“Forthwith the six guns which, unknown to anyone on the right bank, had been hidden behind the outskirts of that village, fired simultaneously. The sudden near concussion, the last close upon the first, made my heart jump. The monster was already raising the case generating the Heat-Ray as the first shell burst six yards above the hood. … Simultaneously two other shells burst in the air near the body as the hood twisted round in time to receive, but not in time to dodge, the fourth shell. The shell burst clean in the face of the Thing. The hood bulged, flashed, was whirled off in a dozen tattered fragments of red flesh and glittering metal.
“Hit!” shouted I, with something between a scream and a cheer.”
Of all our vaunted technology, only the efforts of the modern artillery seemed to give the invaders any pause. Even our mighty Navy, though effective, found itself helpless at sea while the marauders burned and poisoned their way through the countryside.

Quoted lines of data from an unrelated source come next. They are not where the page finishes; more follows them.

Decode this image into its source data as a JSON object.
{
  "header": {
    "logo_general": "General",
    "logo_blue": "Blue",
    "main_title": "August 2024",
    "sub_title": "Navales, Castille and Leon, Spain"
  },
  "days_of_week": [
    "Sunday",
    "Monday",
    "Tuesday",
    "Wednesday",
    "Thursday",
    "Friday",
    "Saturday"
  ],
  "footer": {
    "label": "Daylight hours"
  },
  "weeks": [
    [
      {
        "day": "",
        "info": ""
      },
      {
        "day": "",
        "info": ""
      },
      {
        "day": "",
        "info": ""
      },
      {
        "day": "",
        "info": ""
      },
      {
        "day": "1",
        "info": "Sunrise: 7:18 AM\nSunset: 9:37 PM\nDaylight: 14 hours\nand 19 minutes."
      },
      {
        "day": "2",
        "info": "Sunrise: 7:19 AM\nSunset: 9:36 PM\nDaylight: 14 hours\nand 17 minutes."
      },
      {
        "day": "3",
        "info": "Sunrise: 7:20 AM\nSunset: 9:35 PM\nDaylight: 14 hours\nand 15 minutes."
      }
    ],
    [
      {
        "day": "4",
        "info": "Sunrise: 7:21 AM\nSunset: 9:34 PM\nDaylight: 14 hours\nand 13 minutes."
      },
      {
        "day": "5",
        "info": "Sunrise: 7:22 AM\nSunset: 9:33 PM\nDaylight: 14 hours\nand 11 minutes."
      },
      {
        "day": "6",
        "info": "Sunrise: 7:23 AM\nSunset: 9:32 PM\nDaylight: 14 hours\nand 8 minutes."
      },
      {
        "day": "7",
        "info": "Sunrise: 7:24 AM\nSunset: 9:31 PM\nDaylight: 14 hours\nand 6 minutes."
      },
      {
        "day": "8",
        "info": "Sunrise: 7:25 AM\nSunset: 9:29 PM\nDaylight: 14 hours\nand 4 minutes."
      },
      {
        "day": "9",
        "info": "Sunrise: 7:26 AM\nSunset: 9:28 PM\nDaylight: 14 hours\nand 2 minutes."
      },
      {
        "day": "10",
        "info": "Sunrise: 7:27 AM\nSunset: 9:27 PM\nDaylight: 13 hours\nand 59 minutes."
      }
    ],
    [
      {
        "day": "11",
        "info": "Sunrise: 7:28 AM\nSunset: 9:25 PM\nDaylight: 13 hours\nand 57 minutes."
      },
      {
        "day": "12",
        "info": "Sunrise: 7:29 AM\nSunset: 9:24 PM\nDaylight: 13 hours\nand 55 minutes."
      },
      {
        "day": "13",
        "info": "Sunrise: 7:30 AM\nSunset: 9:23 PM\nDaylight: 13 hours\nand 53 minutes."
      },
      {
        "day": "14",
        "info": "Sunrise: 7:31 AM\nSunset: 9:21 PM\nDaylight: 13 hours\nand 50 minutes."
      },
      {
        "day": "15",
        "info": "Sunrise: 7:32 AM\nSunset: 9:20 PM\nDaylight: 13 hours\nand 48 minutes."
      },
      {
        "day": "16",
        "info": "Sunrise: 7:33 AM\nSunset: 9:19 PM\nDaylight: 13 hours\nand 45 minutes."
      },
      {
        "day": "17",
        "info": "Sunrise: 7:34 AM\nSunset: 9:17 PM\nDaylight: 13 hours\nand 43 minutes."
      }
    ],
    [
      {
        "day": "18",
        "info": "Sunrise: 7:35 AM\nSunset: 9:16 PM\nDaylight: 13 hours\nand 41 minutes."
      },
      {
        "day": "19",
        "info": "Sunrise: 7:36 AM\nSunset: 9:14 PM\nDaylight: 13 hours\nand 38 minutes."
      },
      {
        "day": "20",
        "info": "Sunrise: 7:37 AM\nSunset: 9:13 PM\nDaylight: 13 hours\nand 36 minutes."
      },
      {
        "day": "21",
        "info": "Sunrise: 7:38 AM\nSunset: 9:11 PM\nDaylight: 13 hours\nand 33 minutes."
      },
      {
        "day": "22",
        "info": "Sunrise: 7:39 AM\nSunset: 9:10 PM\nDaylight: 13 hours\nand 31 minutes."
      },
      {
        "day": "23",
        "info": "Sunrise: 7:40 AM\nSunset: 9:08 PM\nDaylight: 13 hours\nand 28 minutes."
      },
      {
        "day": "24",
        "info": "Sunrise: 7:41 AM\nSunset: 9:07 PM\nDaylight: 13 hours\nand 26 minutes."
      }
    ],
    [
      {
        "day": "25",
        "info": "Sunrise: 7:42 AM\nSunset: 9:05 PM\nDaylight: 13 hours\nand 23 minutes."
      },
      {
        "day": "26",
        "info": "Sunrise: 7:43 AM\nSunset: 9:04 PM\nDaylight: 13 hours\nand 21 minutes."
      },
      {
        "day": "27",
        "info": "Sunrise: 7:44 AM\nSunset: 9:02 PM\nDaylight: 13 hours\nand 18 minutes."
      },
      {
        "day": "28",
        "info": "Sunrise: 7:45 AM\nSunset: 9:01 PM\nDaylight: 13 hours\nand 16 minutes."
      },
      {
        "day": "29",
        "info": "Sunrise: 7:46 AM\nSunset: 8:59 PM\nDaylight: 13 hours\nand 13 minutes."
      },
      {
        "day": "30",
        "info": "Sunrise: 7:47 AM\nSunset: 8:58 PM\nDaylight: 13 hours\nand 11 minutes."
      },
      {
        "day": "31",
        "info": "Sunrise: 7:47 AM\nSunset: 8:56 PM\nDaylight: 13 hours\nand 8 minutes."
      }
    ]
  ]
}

Even so, a battery of six guns was no match for more than two of the Martian Fighting Machines. We would always strike from surprise and the Martians, once alerted to our presence, would strike back with their terrifying heat ray and destroy the entire battery. We found we were outclassed in several areas. The Martian heat ray was deadly accurate, quick to re-orient and could fire multiple bursts of deadly invisible phlogiston in quick succession. In comparison, our artillery, field guns and cannon, was slow to reload, sluggish in movement and, perhaps worst of all, woefully inaccurate.
“The Heat-Ray is certainly capable of dealing death – melting lead, softening iron, incinerating wood and cloth and searing flesh to ashes. When used, it handles as a man might handle a searchlight – playing over it’s targets for a split second before moving on, ever in search of victims to blacken and twist.
It is limited in several ways and as a result we must play to our strengths and be well aware of the limitations of the enemy. The Heat-Ray is quick, deadly and implacable. But it is also limited in range and can only fire within the line of sight of the Martian in the hood of the fighting machine. With camouflage, surprise and God’s help, we will be able to take on perhaps as many as four Fighting Machines at once with a minimum of casualties.
Our field guns have a much greater operational range and we estimate the artillery teams can fire as many as three times before the Fighting Machines come within operational range. We can also operate from the safety of an indirect fire location – behind a hill for instance. This gives us additional protection and opportunities to lay down fire upon the enemy.
With this tactic, we can effectively resist the invaders.”
This tactic, of course, was soon abandoned as quickly as the artillerymen abandoned their guns at the sound of the terrible howl of the Fighting Machines. England, and indeed the rest of the world, belonged to the Martians.